[Available data — start]

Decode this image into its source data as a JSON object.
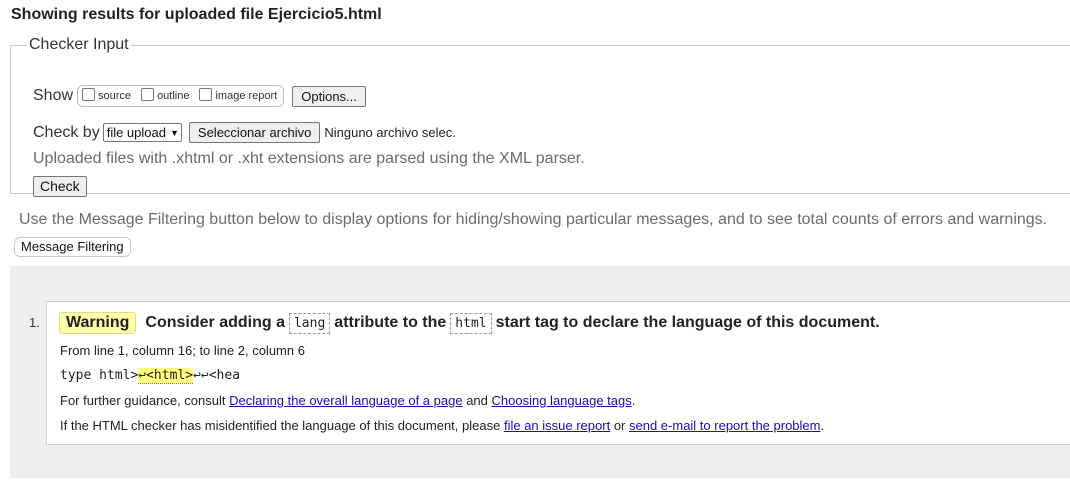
{
  "heading": "Showing results for uploaded file Ejercicio5.html",
  "checker": {
    "legend": "Checker Input",
    "show_label": "Show",
    "options": [
      "source",
      "outline",
      "image report"
    ],
    "options_button": "Options...",
    "checkby_label": "Check by",
    "checkby_selected": "file upload",
    "choose_file_button": "Seleccionar archivo",
    "no_file": "Ninguno archivo selec.",
    "note": "Uploaded files with .xhtml or .xht extensions are parsed using the XML parser.",
    "check_button": "Check"
  },
  "filter_note": "Use the Message Filtering button below to display options for hiding/showing particular messages, and to see total counts of errors and warnings.",
  "filter_button": "Message Filtering",
  "message": {
    "number": "1.",
    "badge": "Warning",
    "text_1": "Consider adding a",
    "code_1": "lang",
    "text_2": "attribute to the",
    "code_2": "html",
    "text_3": "start tag to declare the language of this document.",
    "location": "From line 1, column 16; to line 2, column 6",
    "extract_before": "type html>",
    "extract_highlight": "↩<html>",
    "extract_after": "↩↩<hea",
    "guide_prefix": "For further guidance, consult",
    "guide_link_1": "Declaring the overall language of a page",
    "guide_and": "and",
    "guide_link_2": "Choosing language tags",
    "guide_suffix": ".",
    "mis_prefix": "If the HTML checker has misidentified the language of this document, please",
    "mis_link_1": "file an issue report",
    "mis_or": "or",
    "mis_link_2": "send e-mail to report the problem",
    "mis_suffix": "."
  }
}
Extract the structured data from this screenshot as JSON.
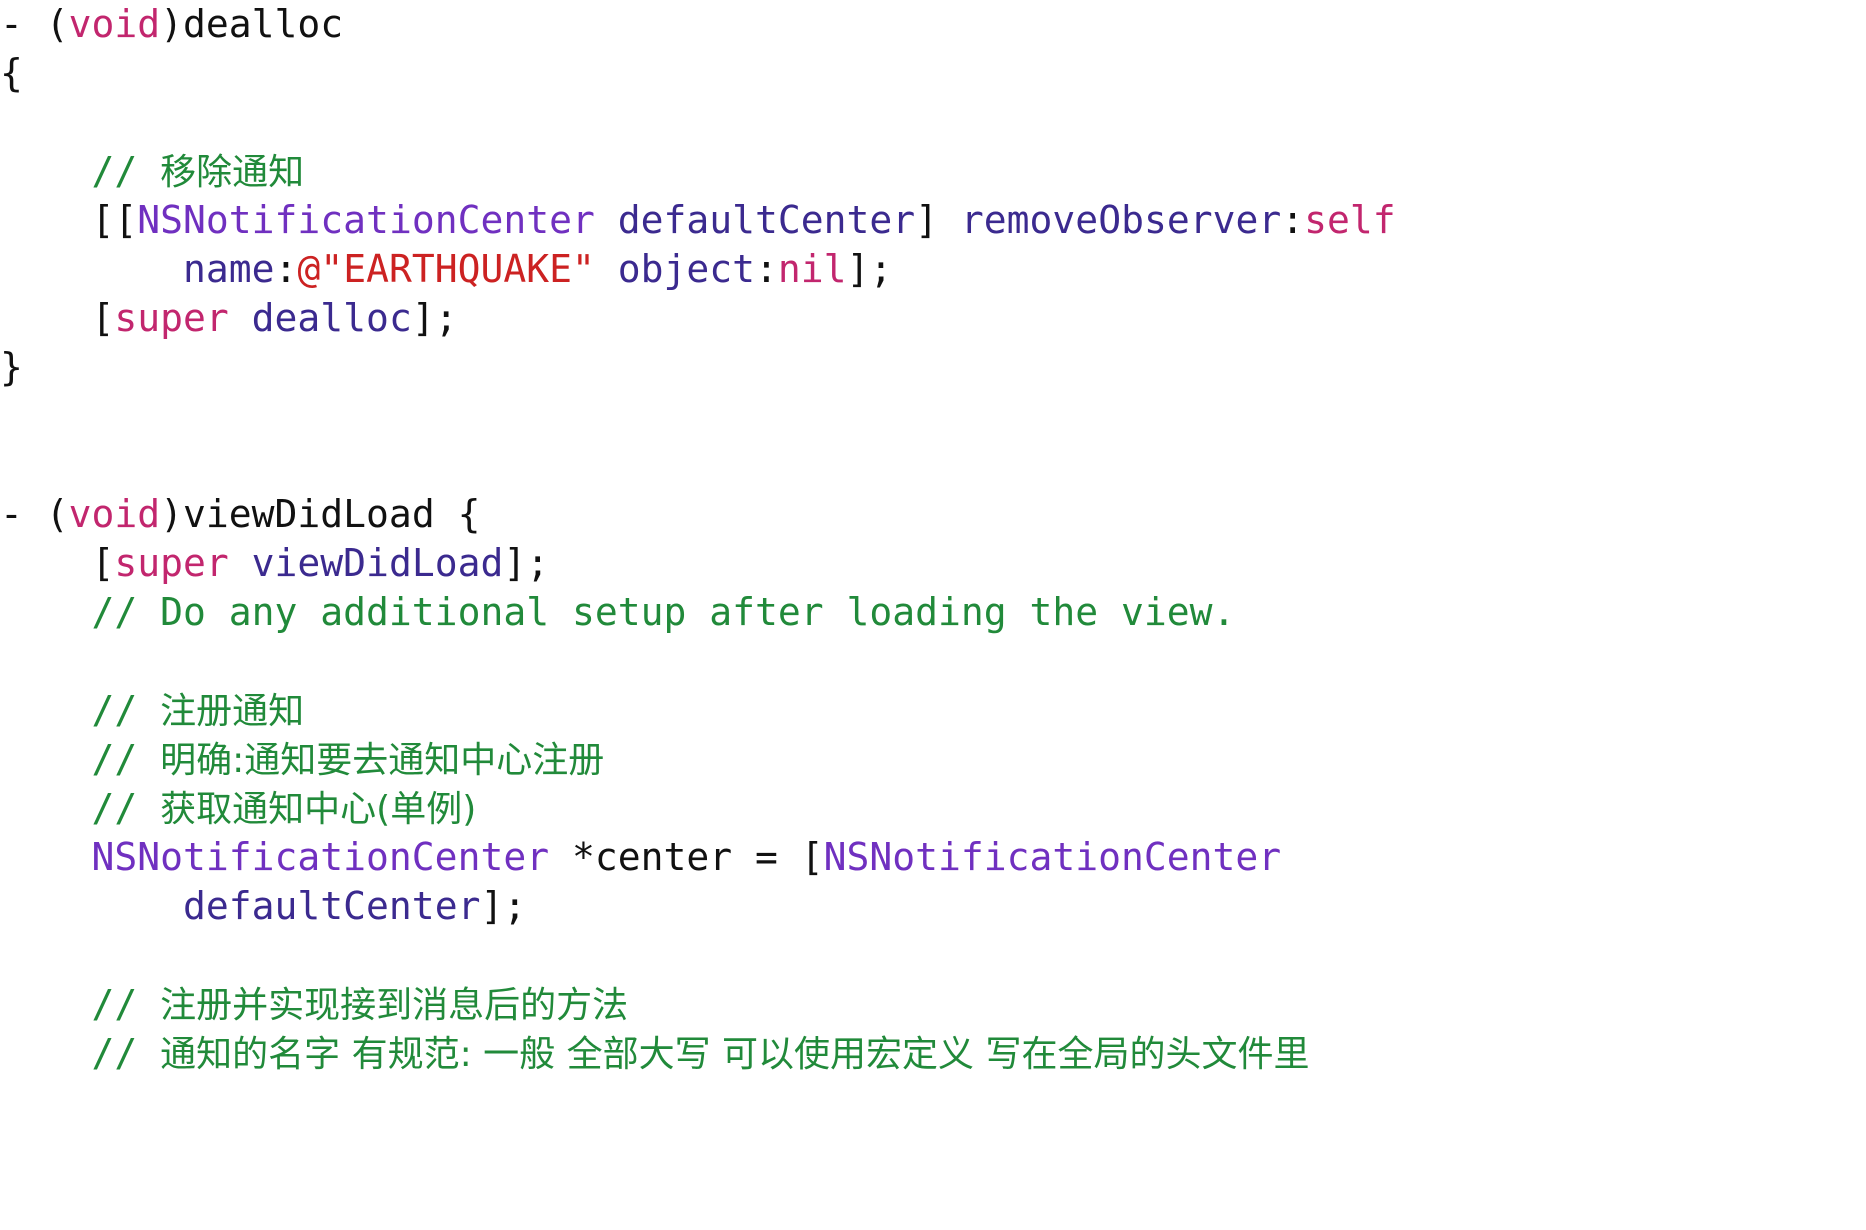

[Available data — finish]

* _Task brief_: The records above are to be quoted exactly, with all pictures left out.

* _Your response_:
Decode this image into its source data as a JSON object.
{
  "heading": "Showing results for uploaded file Ejercicio5.html",
  "checker": {
    "legend": "Checker Input",
    "show_label": "Show",
    "options": [
      "source",
      "outline",
      "image report"
    ],
    "options_button": "Options...",
    "checkby_label": "Check by",
    "checkby_selected": "file upload",
    "choose_file_button": "Seleccionar archivo",
    "no_file": "Ninguno archivo selec.",
    "note": "Uploaded files with .xhtml or .xht extensions are parsed using the XML parser.",
    "check_button": "Check"
  },
  "filter_note": "Use the Message Filtering button below to display options for hiding/showing particular messages, and to see total counts of errors and warnings.",
  "filter_button": "Message Filtering",
  "message": {
    "number": "1.",
    "badge": "Warning",
    "text_1": "Consider adding a",
    "code_1": "lang",
    "text_2": "attribute to the",
    "code_2": "html",
    "text_3": "start tag to declare the language of this document.",
    "location": "From line 1, column 16; to line 2, column 6",
    "extract_before": "type html>",
    "extract_highlight": "↩<html>",
    "extract_after": "↩↩<hea",
    "guide_prefix": "For further guidance, consult",
    "guide_link_1": "Declaring the overall language of a page",
    "guide_and": "and",
    "guide_link_2": "Choosing language tags",
    "guide_suffix": ".",
    "mis_prefix": "If the HTML checker has misidentified the language of this document, please",
    "mis_link_1": "file an issue report",
    "mis_or": "or",
    "mis_link_2": "send e-mail to report the problem",
    "mis_suffix": "."
  }
}
Extract the structured data from this screenshot as JSON.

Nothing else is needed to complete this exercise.